Going back to Peter Hartcher's piece on the Indonesian situation is instructive:
It endured because of the attraction of its vision. Its power is in its appeal as an idea. And now the Darul Islam movement has been electrified by its connections to the al-Qaeda ideal of a world united by the global rule of Islam.
"It is in the nature of Islam to dominate, not to be dominated, to impose its laws on all nations and to extend its power to the entire planet," wrote one of the leaders of the modern Islamist movement, Hassan al-Banna, who founded the Muslim Brotherhood in Egypt in 1928.
The terrorists are trying to engineer what the American political scientist Samuel Huntington foresaw as a "clash of civilisations" between Islam and the West.
"The focus on counter-terrorism from Australia is all physical so far," said one MP, Untung Wahono from the Islamic-oriented Justice and Prosperity Party or PKS. "But it's really about belief. Perhaps Australia can invent a device that will detect terrorists' beliefs and go 'beep.' "
Another, Boy M.W. Saul of the Democratic Party, the party of the President, Susilo Bambang Yudhoyono, said: "It's an issue of belief. We have to force these people to change their views."
The first priority for Indonesia is to demonstrate that it can develop successfully as a democratic, stable and prosperous society within its existing constitutional framework as a secular, tolerant state where people are free to practise their religion but not to impose it on others.
This will legitimise the current system, and deprive the extremists of a platform for mass support. But this is by no means a certain outcome. Indonesia, only six years after the fall of its last dictator, is still a system in the experimental stage. And Islam, after being repressed in Indonesia for decades, is still trying to find its own natural level in Indonesian society. How the state and Islam come into balance is an open question.
The future of the Yudhoyono Government, less than a year old, is an important part of this experiment.
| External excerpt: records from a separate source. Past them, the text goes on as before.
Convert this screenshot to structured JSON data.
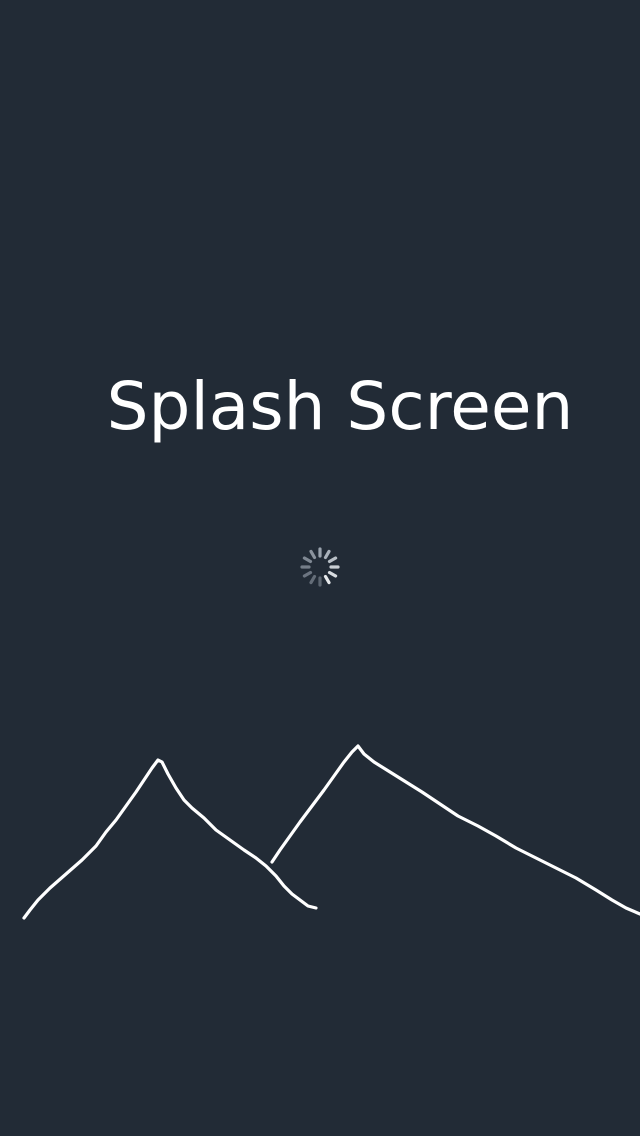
{
  "screen": {
    "title": "Splash Screen",
    "background_color": "#222b36",
    "title_color": "#ffffff",
    "spinner_icon": "loading-spinner-icon",
    "illustration_icon": "mountains-icon",
    "line_color": "#ffffff"
  }
}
Yudhoyono, a modern, secular leader who is working against terrorism and corruption and in favour of economic growth, is pro-Western and, specifically, pro-Australian. He is, in short, the best thing Australia has going at the moment.
He has just been obliged to cut fuel subsidies, effectively doubling the price of petrol. Raising the price of petrol is extraordinarily sensitive in Indonesia - it was one of the triggers for the downfall of both Soekarno and Soeharto.
The last thing Yudhoyono needs just now is to be undermined by Australia. Barton's advice: "He's vulnerable right now and Australia needs to recognise that in the way it engages him." It would certainly be a bonus for the terrorists if, by killing some Australian tourists in Bali, they can drive a wedge into Indonesian relations with Australia.
The unwavering aim for Australia must be to concentrate on helping the emergence of a secular, stable and successful Indonesia, to try, as the British are trying with Turkey, to bring all the world together on the side of civilisation. That way, we win and the terrorists lose."